(Problem statement) Show me each line of the listing below where the word "body" appears.
---
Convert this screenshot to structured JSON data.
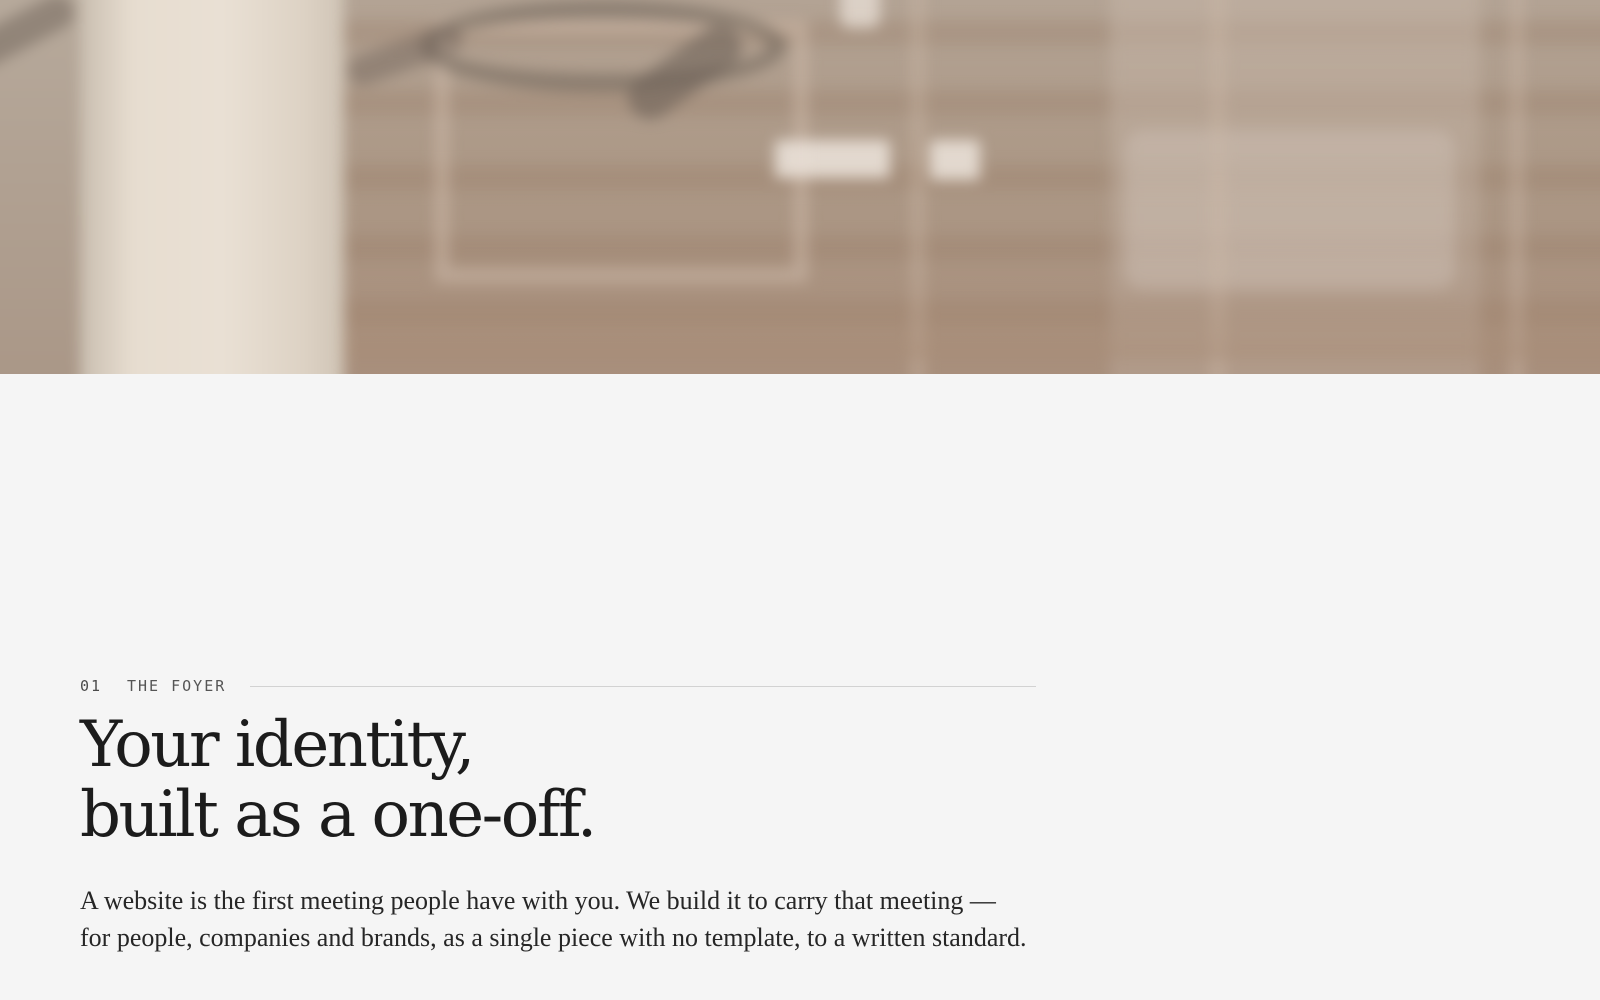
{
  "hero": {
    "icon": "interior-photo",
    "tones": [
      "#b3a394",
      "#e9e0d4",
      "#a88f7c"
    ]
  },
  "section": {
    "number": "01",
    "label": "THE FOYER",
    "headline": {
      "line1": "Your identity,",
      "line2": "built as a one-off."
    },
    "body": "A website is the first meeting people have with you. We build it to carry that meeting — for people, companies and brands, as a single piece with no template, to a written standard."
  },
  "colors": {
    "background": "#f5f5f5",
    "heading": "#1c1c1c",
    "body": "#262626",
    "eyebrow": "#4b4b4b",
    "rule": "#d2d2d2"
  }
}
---
(Reply to the exercise)
    "body": "A website is the first meeting people have with you. We build it to carry that meeting — for people, companies and brands, as a single piece with no template, to a written standard."
    "body": "#262626",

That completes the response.